━━━ EXERCISE INPUTS

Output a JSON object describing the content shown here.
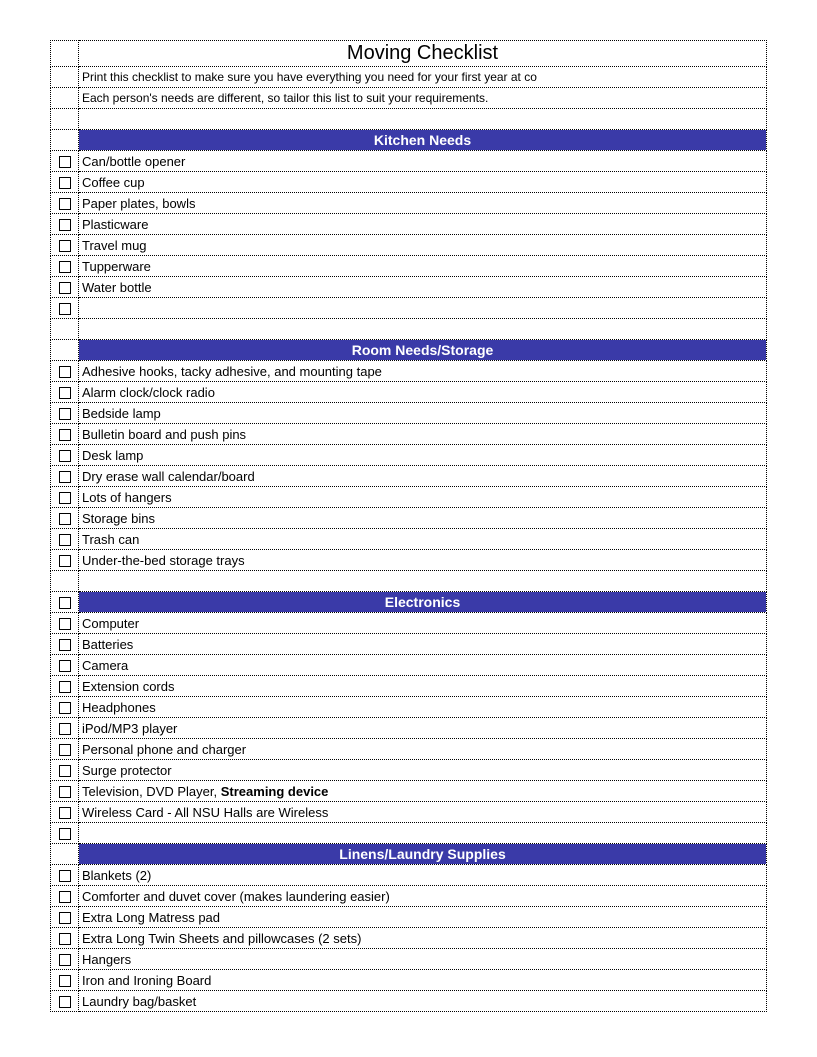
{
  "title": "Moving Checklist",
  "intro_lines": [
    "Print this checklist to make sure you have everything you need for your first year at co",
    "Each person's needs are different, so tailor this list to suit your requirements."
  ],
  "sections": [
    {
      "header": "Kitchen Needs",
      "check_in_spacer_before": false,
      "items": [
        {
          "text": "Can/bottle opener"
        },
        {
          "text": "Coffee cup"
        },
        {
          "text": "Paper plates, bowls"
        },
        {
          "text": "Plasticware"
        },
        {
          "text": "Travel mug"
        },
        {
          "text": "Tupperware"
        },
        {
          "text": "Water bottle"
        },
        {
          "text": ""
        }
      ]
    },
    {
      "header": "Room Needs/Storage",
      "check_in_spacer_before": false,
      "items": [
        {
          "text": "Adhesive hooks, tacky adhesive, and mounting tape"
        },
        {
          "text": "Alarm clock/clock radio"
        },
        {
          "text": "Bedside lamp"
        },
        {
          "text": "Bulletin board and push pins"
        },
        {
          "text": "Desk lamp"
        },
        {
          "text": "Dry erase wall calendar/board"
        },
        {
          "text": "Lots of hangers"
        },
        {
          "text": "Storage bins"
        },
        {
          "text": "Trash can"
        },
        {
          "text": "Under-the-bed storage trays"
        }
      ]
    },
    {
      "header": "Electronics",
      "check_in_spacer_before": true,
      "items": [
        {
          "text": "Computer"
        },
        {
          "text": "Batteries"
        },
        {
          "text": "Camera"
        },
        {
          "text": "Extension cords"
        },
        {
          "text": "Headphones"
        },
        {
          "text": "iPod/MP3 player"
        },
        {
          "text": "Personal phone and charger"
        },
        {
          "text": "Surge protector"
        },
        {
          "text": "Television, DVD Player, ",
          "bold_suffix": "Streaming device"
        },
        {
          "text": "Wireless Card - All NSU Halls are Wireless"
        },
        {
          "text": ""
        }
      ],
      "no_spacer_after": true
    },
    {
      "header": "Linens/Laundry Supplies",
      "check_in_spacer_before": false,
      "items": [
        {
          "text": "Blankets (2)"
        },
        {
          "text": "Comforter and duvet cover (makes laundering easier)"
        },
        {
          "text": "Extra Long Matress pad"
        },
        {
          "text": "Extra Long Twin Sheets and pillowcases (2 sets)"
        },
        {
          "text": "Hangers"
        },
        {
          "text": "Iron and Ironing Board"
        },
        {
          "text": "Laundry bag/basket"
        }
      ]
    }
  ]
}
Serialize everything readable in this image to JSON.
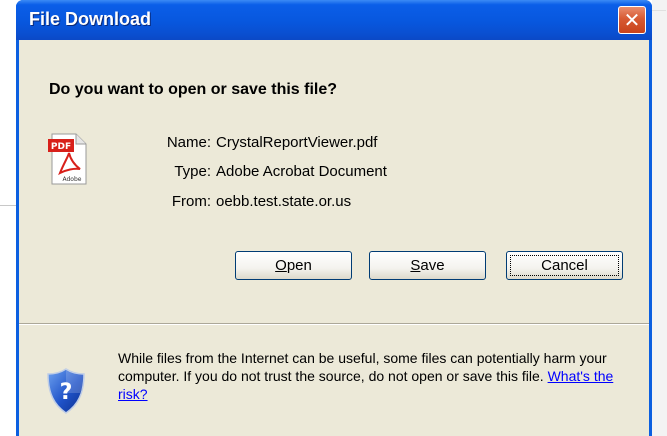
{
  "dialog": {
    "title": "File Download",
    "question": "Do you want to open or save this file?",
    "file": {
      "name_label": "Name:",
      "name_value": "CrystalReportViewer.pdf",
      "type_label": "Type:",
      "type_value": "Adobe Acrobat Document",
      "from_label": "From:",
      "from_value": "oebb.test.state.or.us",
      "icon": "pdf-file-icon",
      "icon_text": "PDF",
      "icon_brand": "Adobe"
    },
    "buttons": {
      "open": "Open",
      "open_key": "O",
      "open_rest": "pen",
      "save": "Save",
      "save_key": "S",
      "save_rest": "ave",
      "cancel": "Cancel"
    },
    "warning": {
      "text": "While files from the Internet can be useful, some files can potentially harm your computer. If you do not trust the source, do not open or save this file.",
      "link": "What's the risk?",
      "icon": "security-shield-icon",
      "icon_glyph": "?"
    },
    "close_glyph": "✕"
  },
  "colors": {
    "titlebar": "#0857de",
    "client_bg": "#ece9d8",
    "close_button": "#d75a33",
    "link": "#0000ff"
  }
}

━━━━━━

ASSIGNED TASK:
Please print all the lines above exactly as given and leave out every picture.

OUTPUT BELOW:
Output a JSON object describing the content shown here.
{
  "title": "Moving Checklist",
  "intro_lines": [
    "Print this checklist to make sure you have everything you need for your first year at co",
    "Each person's needs are different, so tailor this list to suit your requirements."
  ],
  "sections": [
    {
      "header": "Kitchen Needs",
      "check_in_spacer_before": false,
      "items": [
        {
          "text": "Can/bottle opener"
        },
        {
          "text": "Coffee cup"
        },
        {
          "text": "Paper plates, bowls"
        },
        {
          "text": "Plasticware"
        },
        {
          "text": "Travel mug"
        },
        {
          "text": "Tupperware"
        },
        {
          "text": "Water bottle"
        },
        {
          "text": ""
        }
      ]
    },
    {
      "header": "Room Needs/Storage",
      "check_in_spacer_before": false,
      "items": [
        {
          "text": "Adhesive hooks, tacky adhesive, and mounting tape"
        },
        {
          "text": "Alarm clock/clock radio"
        },
        {
          "text": "Bedside lamp"
        },
        {
          "text": "Bulletin board and push pins"
        },
        {
          "text": "Desk lamp"
        },
        {
          "text": "Dry erase wall calendar/board"
        },
        {
          "text": "Lots of hangers"
        },
        {
          "text": "Storage bins"
        },
        {
          "text": "Trash can"
        },
        {
          "text": "Under-the-bed storage trays"
        }
      ]
    },
    {
      "header": "Electronics",
      "check_in_spacer_before": true,
      "items": [
        {
          "text": "Computer"
        },
        {
          "text": "Batteries"
        },
        {
          "text": "Camera"
        },
        {
          "text": "Extension cords"
        },
        {
          "text": "Headphones"
        },
        {
          "text": "iPod/MP3 player"
        },
        {
          "text": "Personal phone and charger"
        },
        {
          "text": "Surge protector"
        },
        {
          "text": "Television, DVD Player, ",
          "bold_suffix": "Streaming device"
        },
        {
          "text": "Wireless Card - All NSU Halls are Wireless"
        },
        {
          "text": ""
        }
      ],
      "no_spacer_after": true
    },
    {
      "header": "Linens/Laundry Supplies",
      "check_in_spacer_before": false,
      "items": [
        {
          "text": "Blankets (2)"
        },
        {
          "text": "Comforter and duvet cover (makes laundering easier)"
        },
        {
          "text": "Extra Long Matress pad"
        },
        {
          "text": "Extra Long Twin Sheets and pillowcases (2 sets)"
        },
        {
          "text": "Hangers"
        },
        {
          "text": "Iron and Ironing Board"
        },
        {
          "text": "Laundry bag/basket"
        }
      ]
    }
  ]
}
Serialize everything readable in this image to JSON.
{
  "dialog": {
    "title": "File Download",
    "question": "Do you want to open or save this file?",
    "file": {
      "name_label": "Name:",
      "name_value": "CrystalReportViewer.pdf",
      "type_label": "Type:",
      "type_value": "Adobe Acrobat Document",
      "from_label": "From:",
      "from_value": "oebb.test.state.or.us",
      "icon": "pdf-file-icon",
      "icon_text": "PDF",
      "icon_brand": "Adobe"
    },
    "buttons": {
      "open": "Open",
      "open_key": "O",
      "open_rest": "pen",
      "save": "Save",
      "save_key": "S",
      "save_rest": "ave",
      "cancel": "Cancel"
    },
    "warning": {
      "text": "While files from the Internet can be useful, some files can potentially harm your computer. If you do not trust the source, do not open or save this file.",
      "link": "What's the risk?",
      "icon": "security-shield-icon",
      "icon_glyph": "?"
    },
    "close_glyph": "✕"
  },
  "colors": {
    "titlebar": "#0857de",
    "client_bg": "#ece9d8",
    "close_button": "#d75a33",
    "link": "#0000ff"
  }
}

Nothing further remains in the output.